Sometimes, if you’re feeling distracted or overwhelmed, it’s because your mind and body aren’t in the same place. In moments of stress, you may naturally think of your past or worry about the future. Committing to a grounding ritual brings you into the present by requiring your full attention. If you’re inspired to start grounding yourself, here are some steps to get you started:
- Set an intention for yourself: Note that this isn’t the same as setting a goal, which is outcome-based and comes with expectations. Intentions are about identifying a principle to guide you to a greater purpose. They can sound like, “I will make my needs a priority today,” “I’m going to let go of what doesn't serve me,” “I want to create an attitude of gratitude,” or “I want to be mindful about what I put in my body.”
- Think about when you usually feel the least grounded. Is it when you wake up? In the middle of your work day? Or do you struggle with sleep? Set an alarm for 5 to 15 minutes (or longer, if you’re able to) during this time and reduce distractions around you: Turn off the TV, shut your laptop, put your phone on Do Not Disturb.
- Now it’s time to create your very own relaxing ritual! A key tactic here is to make sure it’s simple and something that you actually enjoy. You want it to be manageable and realistic so it’s easier for you to accomplish even on those tough days. It’s a good idea to make the ritual specific: identify what action steps you’ll take and when (e.g., afternoon stretch at 2:30 PM for 10 minutes).
If you’re not sure where to start, here are some ideas to help:
- Morning walk (my personal favorite because it checks off movement and getting dressed)
- Meditation (The Headspace or Calm apps are a great place to start)
- Laying in the grass outside (or grab a blanket and sky-gaze)
- Growing an herb garden in your kitchen (e.g., picking fresh mint for water/drinks)
- Coloring or drawing at your desk (a great way to reset between meetings)
- Journaling before bed (make sure to have a pen and paper ready on your side table)
- Grooming practices (face-masks, hair care, mani/pedis)
After you’ve committed to a grounding ritual for a while, remember to reflect on what the purpose of it is to make sure it's continuing to align with your needs as you evolve.

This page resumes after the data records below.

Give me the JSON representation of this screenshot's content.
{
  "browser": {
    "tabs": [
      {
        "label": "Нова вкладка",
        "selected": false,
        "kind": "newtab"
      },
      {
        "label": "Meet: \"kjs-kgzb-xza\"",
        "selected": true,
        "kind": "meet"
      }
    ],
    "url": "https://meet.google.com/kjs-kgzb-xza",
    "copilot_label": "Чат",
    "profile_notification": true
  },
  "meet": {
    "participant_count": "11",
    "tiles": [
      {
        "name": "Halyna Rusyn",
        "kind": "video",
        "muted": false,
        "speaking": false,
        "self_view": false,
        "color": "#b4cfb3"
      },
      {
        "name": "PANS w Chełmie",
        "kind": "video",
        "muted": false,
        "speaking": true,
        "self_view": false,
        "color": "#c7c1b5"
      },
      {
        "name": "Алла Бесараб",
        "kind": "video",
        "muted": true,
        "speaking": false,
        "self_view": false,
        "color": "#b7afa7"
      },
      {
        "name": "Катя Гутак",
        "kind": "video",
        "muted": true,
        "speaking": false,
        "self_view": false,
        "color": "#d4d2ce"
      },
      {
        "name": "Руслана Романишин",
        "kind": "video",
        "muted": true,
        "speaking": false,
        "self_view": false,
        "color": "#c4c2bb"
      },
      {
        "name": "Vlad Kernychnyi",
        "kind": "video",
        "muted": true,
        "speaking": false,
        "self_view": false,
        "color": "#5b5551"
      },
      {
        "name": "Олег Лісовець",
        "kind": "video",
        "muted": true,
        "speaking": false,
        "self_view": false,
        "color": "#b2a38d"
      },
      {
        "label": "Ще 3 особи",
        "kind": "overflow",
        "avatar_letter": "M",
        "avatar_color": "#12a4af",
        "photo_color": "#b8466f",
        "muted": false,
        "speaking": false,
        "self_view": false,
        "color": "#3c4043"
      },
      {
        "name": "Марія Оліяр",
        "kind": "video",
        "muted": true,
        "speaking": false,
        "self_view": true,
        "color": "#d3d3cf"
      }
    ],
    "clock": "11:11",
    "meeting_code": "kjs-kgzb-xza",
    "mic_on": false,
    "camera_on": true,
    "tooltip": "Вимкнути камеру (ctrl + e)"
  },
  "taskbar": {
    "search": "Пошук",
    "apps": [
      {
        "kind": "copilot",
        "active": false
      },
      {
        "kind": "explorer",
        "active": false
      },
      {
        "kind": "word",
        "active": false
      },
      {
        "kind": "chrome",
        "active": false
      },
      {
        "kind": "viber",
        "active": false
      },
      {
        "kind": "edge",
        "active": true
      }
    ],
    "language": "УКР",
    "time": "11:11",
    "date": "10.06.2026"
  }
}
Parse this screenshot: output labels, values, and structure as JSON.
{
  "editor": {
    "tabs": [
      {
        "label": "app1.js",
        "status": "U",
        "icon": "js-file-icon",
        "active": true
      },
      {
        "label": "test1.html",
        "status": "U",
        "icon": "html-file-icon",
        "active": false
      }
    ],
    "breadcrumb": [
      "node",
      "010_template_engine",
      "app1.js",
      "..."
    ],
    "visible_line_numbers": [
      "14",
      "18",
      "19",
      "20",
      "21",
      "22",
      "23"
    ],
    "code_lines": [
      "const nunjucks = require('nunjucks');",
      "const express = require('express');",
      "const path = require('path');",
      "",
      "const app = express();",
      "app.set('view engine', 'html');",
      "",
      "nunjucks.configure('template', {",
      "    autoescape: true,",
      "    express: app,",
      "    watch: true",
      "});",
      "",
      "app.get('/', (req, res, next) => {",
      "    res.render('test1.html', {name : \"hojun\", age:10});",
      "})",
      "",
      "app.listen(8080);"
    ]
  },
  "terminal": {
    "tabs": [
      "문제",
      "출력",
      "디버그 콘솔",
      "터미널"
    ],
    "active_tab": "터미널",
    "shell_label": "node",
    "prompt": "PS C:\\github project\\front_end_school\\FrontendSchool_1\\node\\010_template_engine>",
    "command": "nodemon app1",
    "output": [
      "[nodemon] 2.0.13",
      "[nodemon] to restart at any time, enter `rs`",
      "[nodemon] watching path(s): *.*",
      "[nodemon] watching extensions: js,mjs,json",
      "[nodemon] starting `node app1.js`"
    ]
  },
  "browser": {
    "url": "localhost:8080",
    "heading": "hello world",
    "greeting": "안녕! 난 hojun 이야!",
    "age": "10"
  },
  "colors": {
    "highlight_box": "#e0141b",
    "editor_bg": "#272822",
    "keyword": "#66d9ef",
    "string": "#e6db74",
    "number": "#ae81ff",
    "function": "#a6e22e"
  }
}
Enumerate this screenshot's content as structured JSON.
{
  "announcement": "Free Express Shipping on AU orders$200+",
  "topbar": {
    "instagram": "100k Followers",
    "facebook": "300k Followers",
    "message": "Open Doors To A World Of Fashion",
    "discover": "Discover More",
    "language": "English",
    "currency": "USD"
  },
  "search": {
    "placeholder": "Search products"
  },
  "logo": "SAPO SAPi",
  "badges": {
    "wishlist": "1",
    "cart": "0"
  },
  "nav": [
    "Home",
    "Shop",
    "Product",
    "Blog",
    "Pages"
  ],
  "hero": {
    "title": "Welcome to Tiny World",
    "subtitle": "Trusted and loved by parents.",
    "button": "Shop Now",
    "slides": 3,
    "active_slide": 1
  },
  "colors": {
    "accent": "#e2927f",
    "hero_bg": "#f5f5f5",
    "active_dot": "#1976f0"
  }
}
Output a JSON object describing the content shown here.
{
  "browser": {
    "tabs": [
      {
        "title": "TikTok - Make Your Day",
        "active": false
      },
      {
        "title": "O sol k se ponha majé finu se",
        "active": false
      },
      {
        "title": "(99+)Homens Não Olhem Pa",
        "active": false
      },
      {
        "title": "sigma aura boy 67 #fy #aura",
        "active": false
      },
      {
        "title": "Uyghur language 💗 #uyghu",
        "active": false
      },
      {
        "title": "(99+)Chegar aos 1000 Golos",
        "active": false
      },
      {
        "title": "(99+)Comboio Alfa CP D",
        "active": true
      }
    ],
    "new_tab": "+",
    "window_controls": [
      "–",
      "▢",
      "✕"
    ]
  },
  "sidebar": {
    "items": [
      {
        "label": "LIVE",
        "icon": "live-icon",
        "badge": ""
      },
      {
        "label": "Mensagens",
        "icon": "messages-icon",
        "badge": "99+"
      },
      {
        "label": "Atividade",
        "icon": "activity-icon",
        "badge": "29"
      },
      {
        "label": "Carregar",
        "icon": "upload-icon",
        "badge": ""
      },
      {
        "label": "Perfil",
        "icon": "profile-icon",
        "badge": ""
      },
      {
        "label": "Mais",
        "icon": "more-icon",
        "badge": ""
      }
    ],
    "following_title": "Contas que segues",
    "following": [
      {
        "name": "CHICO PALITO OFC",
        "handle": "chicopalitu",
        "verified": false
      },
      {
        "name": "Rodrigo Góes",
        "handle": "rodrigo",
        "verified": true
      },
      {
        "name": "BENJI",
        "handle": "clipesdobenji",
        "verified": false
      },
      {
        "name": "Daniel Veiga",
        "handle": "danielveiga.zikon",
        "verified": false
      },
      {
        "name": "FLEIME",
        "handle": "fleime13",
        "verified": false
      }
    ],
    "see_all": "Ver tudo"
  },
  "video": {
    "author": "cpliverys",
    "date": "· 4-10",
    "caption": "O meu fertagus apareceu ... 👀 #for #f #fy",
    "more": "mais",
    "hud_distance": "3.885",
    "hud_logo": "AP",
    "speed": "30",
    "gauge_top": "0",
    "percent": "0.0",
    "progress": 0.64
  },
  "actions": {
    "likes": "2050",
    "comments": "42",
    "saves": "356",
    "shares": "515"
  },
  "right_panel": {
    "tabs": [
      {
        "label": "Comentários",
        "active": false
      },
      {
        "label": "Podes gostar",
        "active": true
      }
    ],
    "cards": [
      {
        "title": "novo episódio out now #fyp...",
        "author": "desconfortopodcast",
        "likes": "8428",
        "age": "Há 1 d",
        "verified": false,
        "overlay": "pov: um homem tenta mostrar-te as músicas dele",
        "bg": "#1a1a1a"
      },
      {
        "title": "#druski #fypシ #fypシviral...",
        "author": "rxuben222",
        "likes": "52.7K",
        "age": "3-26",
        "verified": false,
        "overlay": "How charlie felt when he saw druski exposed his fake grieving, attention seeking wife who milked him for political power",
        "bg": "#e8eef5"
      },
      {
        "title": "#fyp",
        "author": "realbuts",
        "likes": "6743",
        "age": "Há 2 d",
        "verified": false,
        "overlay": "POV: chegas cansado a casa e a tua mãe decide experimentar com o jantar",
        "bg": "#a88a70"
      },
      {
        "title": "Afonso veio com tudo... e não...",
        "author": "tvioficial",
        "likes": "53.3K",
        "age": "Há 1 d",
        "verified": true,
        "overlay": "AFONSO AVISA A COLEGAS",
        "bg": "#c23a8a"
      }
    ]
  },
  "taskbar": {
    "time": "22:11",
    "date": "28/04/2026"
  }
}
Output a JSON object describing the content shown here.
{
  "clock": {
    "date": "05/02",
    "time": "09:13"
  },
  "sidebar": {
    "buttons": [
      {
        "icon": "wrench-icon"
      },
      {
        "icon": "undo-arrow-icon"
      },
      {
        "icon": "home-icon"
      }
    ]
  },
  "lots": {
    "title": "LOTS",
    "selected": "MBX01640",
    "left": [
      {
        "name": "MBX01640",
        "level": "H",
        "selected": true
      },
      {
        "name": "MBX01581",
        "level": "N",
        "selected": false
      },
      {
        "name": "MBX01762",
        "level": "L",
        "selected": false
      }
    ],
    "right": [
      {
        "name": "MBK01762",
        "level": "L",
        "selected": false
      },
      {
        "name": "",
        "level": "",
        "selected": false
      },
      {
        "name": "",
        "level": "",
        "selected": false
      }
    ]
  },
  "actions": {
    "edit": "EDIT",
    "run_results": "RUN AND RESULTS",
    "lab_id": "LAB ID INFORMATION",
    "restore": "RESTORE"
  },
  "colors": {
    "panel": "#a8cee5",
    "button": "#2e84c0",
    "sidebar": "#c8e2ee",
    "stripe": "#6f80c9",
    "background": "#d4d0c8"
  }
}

Keep in mind that establishing grounding rituals takes time and is something that you have to set an intention for daily. Try to find helpful ways to follow-through with your rituals. Write them down. Tell a friend. Schedule them in your calendar. Adjust your environment to make it easier to do. Whatever you do, make sure it’s good for your being.
Hero image via.